Objectives:
  • Describe characters, key events, and the setting in a story. (RL.1.3)
    Identify who is speaking in a story or fable.(RL.1.3)
    Distinguish between the information provided by the pictures or illustrations in a text and the information provided by the words.(RI.1.6)
    Using time cue words, providing some details, and ending with a sense of closure, write narratives that include at least two sequenced events. (W.1.3)
    With the help of an adult, revise narratives. (W.1.3)
    Produce complete sentences with correct past, present, or future verb tenses. (W.1.3)
    Use end punctuation for sentences: periods, question marks, and exclamation points. (L.1.2b)
    Relate the use of punctuation to the way a text should be read expressively. (L.1.2b)


    Assessment
    Product :
    Safety poster
    Thomas Edison concept map
    Thomas Edison graphic organizer
    Prefix and suffix sentences
    Student journals: appropriate punctuation
    Safety plan from homework
  • Key Questions (match Standard)What is the central message or lesson from the story? (RL.1.2)
  • Observable Student BehaviorsObserve if students are using appropriate punctuation independently in journals.

Suggested Activities:
  • Thomas Alva Edison: Create a graphic organizer to show what inventors have invented, what has been invented in the present, and what they may invent in the future.

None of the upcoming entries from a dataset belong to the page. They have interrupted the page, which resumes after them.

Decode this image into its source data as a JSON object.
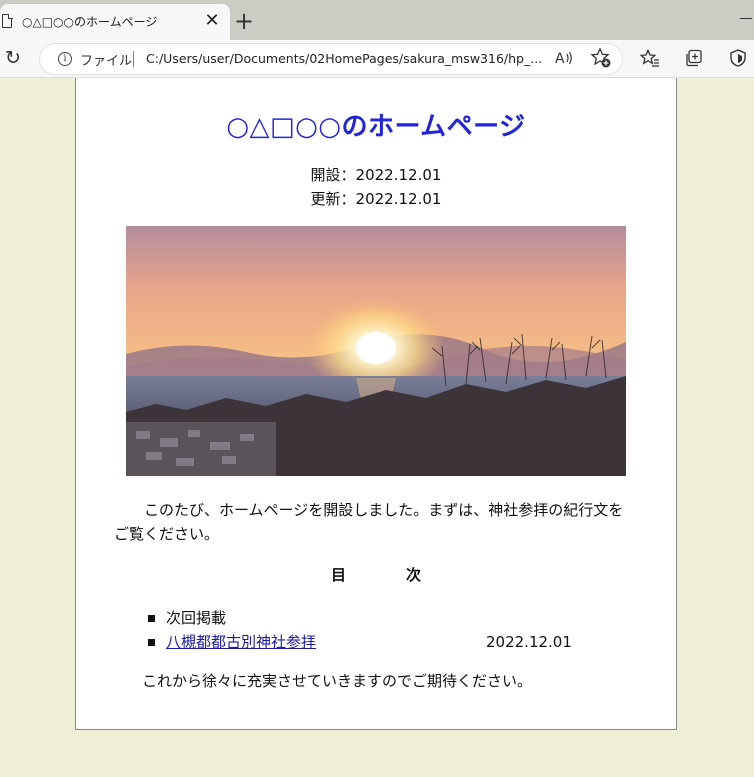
{
  "browser": {
    "tab_title": "○△□○○のホームページ",
    "close_glyph": "✕",
    "newtab_glyph": "+",
    "address": {
      "file_label": "ファイル",
      "url": "C:/Users/user/Documents/02HomePages/sakura_msw316/hp_...",
      "read_aloud_label": "A)"
    }
  },
  "page": {
    "title": "○△□○○のホームページ",
    "opened": "開設：2022.12.01",
    "updated": "更新：2022.12.01",
    "intro": "このたび、ホームページを開設しました。まずは、神社参拝の紀行文をご覧ください。",
    "toc": {
      "heading": "目次",
      "items": [
        {
          "label": "次回掲載",
          "date": ""
        },
        {
          "label": "八槻都都古別神社参拝",
          "date": "2022.12.01"
        }
      ]
    },
    "closing": "これから徐々に充実させていきますのでご期待ください。"
  },
  "colors": {
    "page_background": "#efefd6",
    "title": "#2323dc",
    "link": "#1a1aa6"
  }
}
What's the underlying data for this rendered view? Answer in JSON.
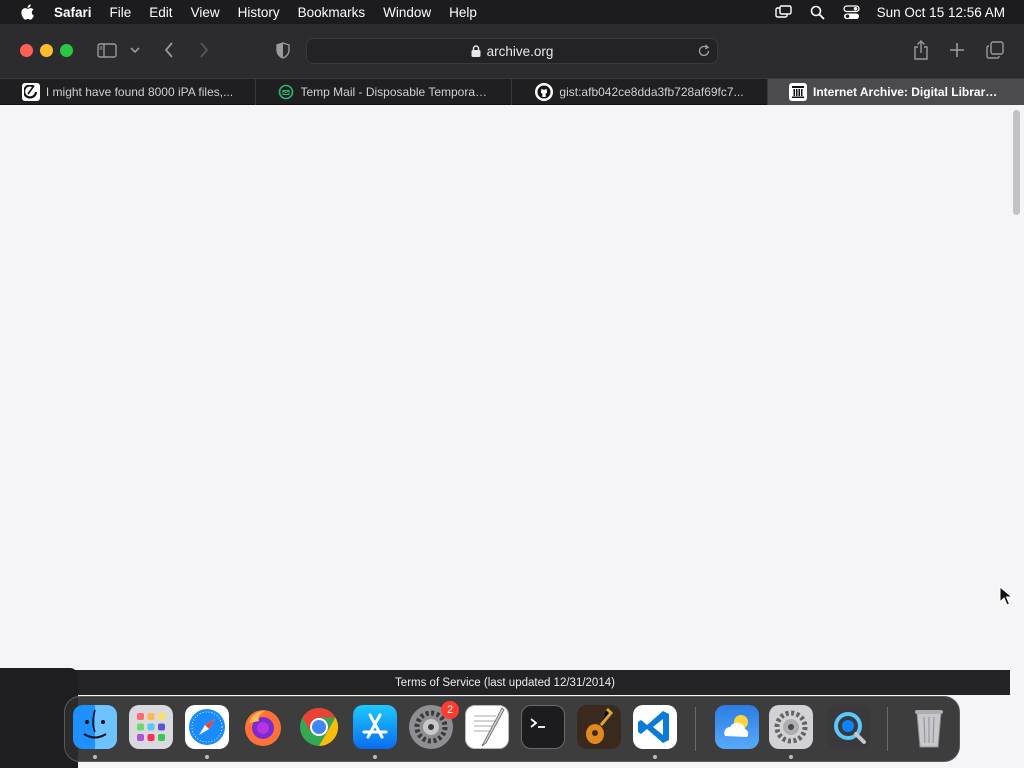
{
  "menubar": {
    "app_name": "Safari",
    "items": [
      "File",
      "Edit",
      "View",
      "History",
      "Bookmarks",
      "Window",
      "Help"
    ],
    "clock": "Sun Oct 15  12:56 AM"
  },
  "toolbar": {
    "url": "archive.org"
  },
  "tabs": [
    {
      "label": "I might have found 8000 iPA files,...",
      "favicon": "reddit-icon"
    },
    {
      "label": "Temp Mail - Disposable Temporary...",
      "favicon": "tempmail-icon"
    },
    {
      "label": "gist:afb042ce8dda3fb728af69fc7...",
      "favicon": "github-icon"
    },
    {
      "label": "Internet Archive: Digital Library of...",
      "favicon": "archive-icon"
    }
  ],
  "footer": {
    "text": "Terms of Service (last updated 12/31/2014)"
  },
  "dock": {
    "settings_badge": "2",
    "apps": [
      "Finder",
      "Launchpad",
      "Safari",
      "Firefox",
      "Chrome",
      "App Store",
      "System Settings",
      "TextEdit",
      "Terminal",
      "GarageBand",
      "VS Code",
      "Weather",
      "System Preferences",
      "Proxyman",
      "Trash"
    ]
  },
  "colors": {
    "close": "#ff5f57",
    "minimize": "#febc2e",
    "maximize": "#28c840",
    "active_tab": "#4b4b4f",
    "badge": "#ff3b30"
  }
}
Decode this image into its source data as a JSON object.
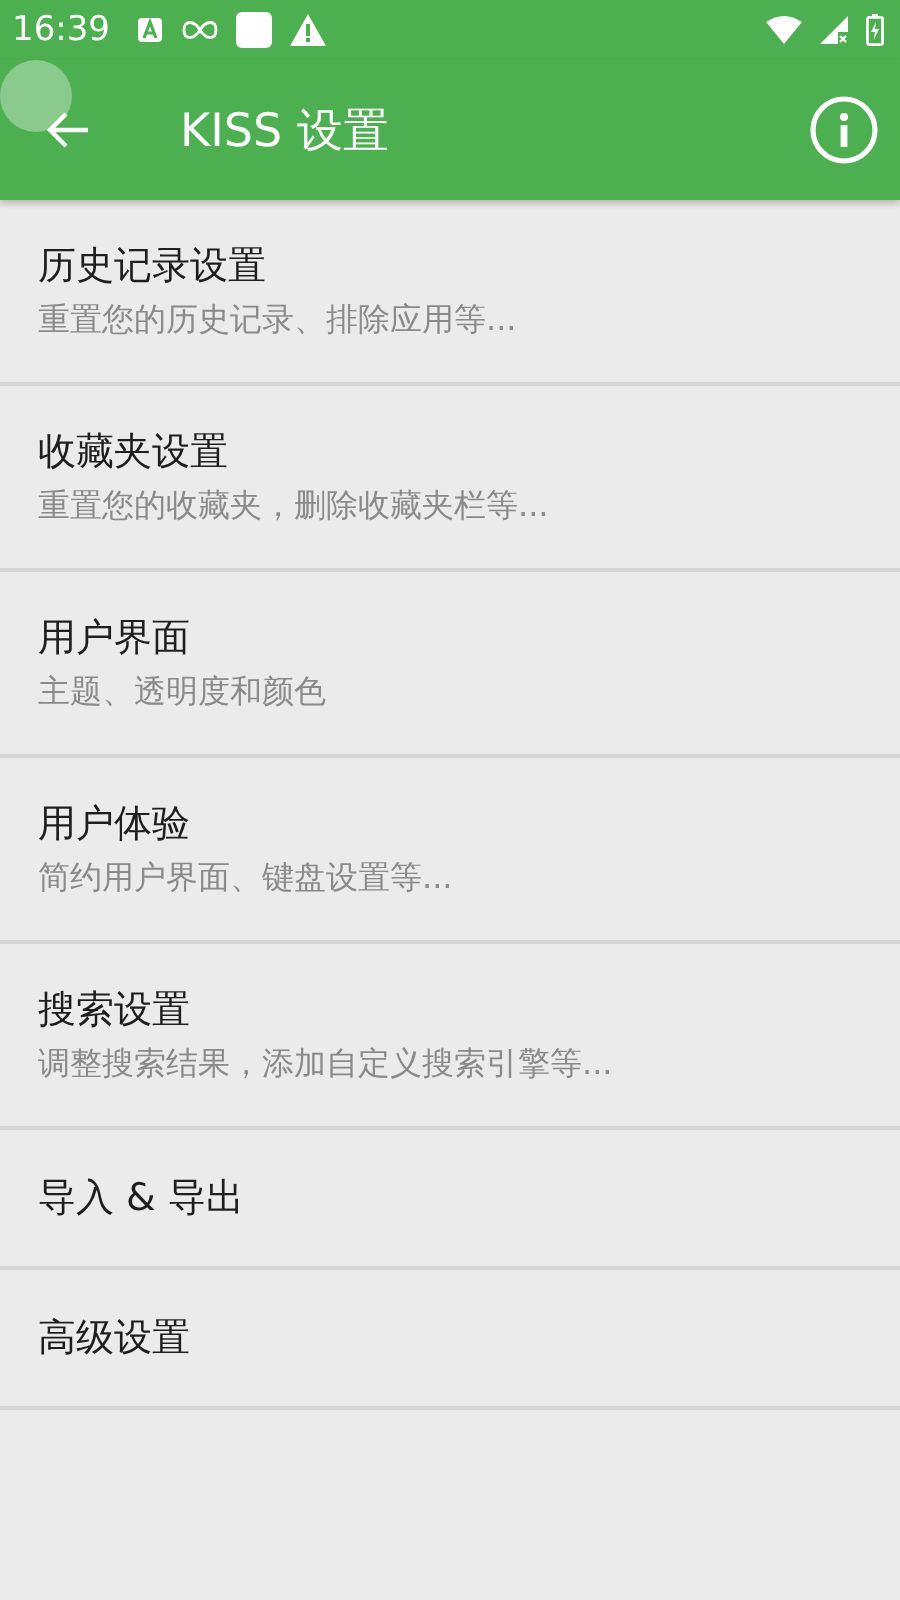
{
  "status_bar": {
    "time": "16:39"
  },
  "app_bar": {
    "title": "KISS 设置"
  },
  "settings": [
    {
      "title": "历史记录设置",
      "summary": "重置您的历史记录、排除应用等..."
    },
    {
      "title": "收藏夹设置",
      "summary": "重置您的收藏夹，删除收藏夹栏等..."
    },
    {
      "title": "用户界面",
      "summary": "主题、透明度和颜色"
    },
    {
      "title": "用户体验",
      "summary": "简约用户界面、键盘设置等..."
    },
    {
      "title": "搜索设置",
      "summary": "调整搜索结果，添加自定义搜索引擎等..."
    },
    {
      "title": "导入 & 导出"
    },
    {
      "title": "高级设置"
    }
  ]
}
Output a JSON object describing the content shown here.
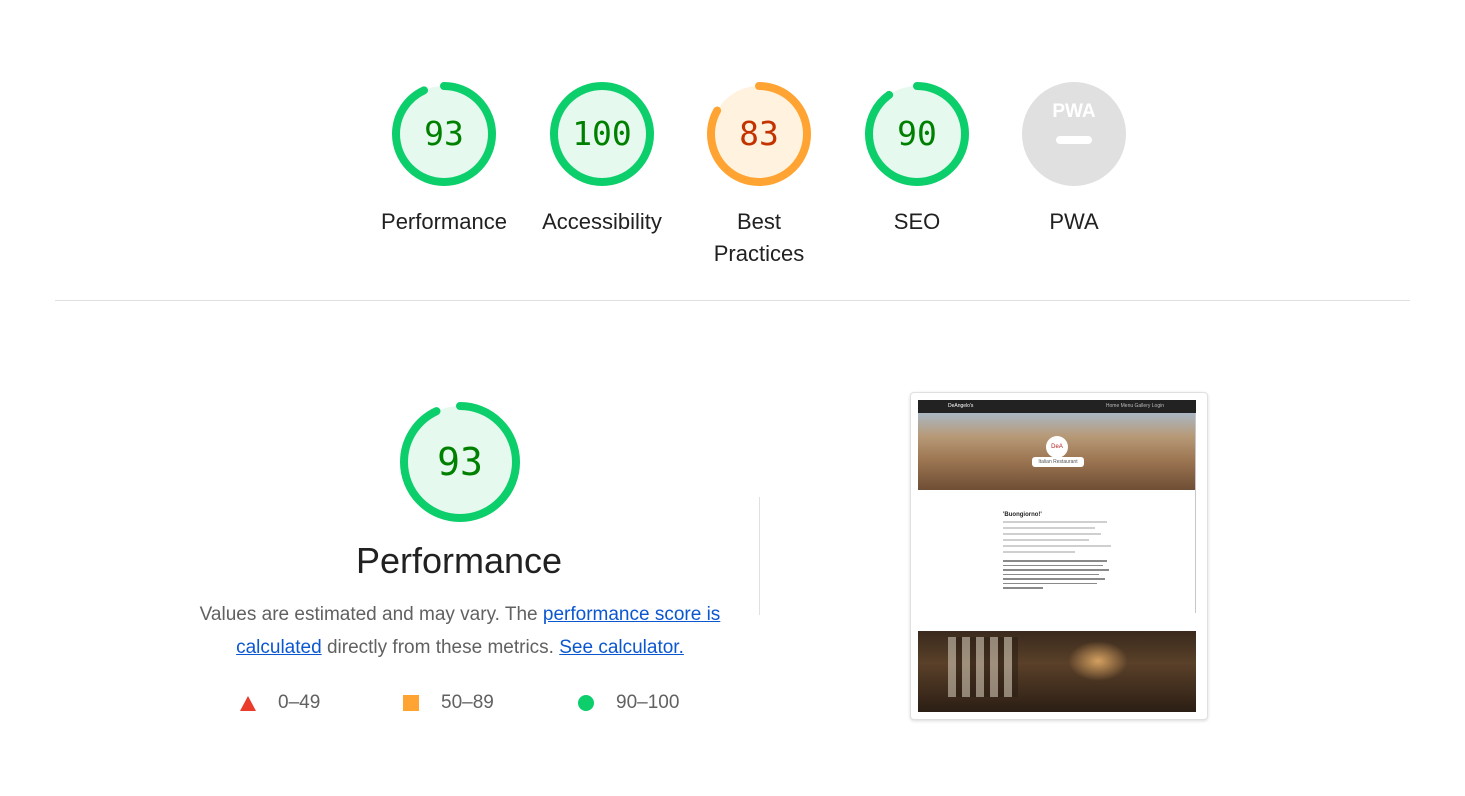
{
  "categories": [
    {
      "id": "performance",
      "score": "93",
      "label": "Performance",
      "value": 0.93,
      "rating": "pass"
    },
    {
      "id": "accessibility",
      "score": "100",
      "label": "Accessibility",
      "value": 1.0,
      "rating": "pass"
    },
    {
      "id": "best-practices",
      "score": "83",
      "label_line1": "Best",
      "label_line2": "Practices",
      "value": 0.83,
      "rating": "average"
    },
    {
      "id": "seo",
      "score": "90",
      "label": "SEO",
      "value": 0.9,
      "rating": "pass"
    },
    {
      "id": "pwa",
      "label": "PWA",
      "badge_text": "PWA"
    }
  ],
  "performance_section": {
    "score": "93",
    "value": 0.93,
    "title": "Performance",
    "desc_prefix": "Values are estimated and may vary. The ",
    "desc_link": "performance score is calculated",
    "desc_middle": " directly from these metrics. ",
    "desc_calc_link": "See calculator."
  },
  "legend": [
    {
      "range": "0–49",
      "shape": "triangle",
      "color": "#eb3b2c"
    },
    {
      "range": "50–89",
      "shape": "square",
      "color": "#ffa433"
    },
    {
      "range": "90–100",
      "shape": "circle",
      "color": "#0cce6b"
    }
  ],
  "screenshot": {
    "nav_brand": "DeAngelo's",
    "nav_links": "Home  Menu  Gallery  Login",
    "logo_text": "DeA",
    "sign_text": "Italian Restaurant",
    "heading": "'Buongiorno!'"
  },
  "colors": {
    "pass": "#0cce6b",
    "pass_fill": "#e5f9ee",
    "average": "#ffa433",
    "average_fill": "#fff3e0",
    "pwa_fill": "#e0e0e0"
  }
}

Use past, present, and future tense verbs.
  • Thomas Alva Edison: Complete a concept map for Thomas Edison.
  • Conduct a picture walk with the students through the book “My light” by Molly Bang, and have the students compare what information they can find out by just looking at the pictures and what information they gain from the text. Compare natural and artificial sources of light and heat (i.e. natural: sun, moon, stars, fireflies; artificial: flashlight, heater, light bulb, etc.).
  • After reading several books (“Watch out! At home” and “My light”) about electricity, create a list of rules for safety (e.g., avoiding electrical outlets with wet hands). Divide the rules evenly among the students and assign the task of creating a safety poster for each one. Each student will write a rule neatly and show additional information (i.e., the application of the rule) in his or her illustration. Create sets of posters and allow students to present their rules to another classroom or grade level.
  • Use the following smartboard lesson to teach about static electricity.
  • Discuss the differences between safe and unsafe behaviors. Identify the un- in un-safe as a prefix. Find affixes (prefixes and suffixes) in the guided reading books and record as a class. Students may try writing a sentence using a word with a prefix or suffix.
  • Students can write a narrative about a time when they were unsafe and what happened as a result (cause and effect, suffixes, narrative writing).
  • Optional: Brainpop safety activities

Additional Resources: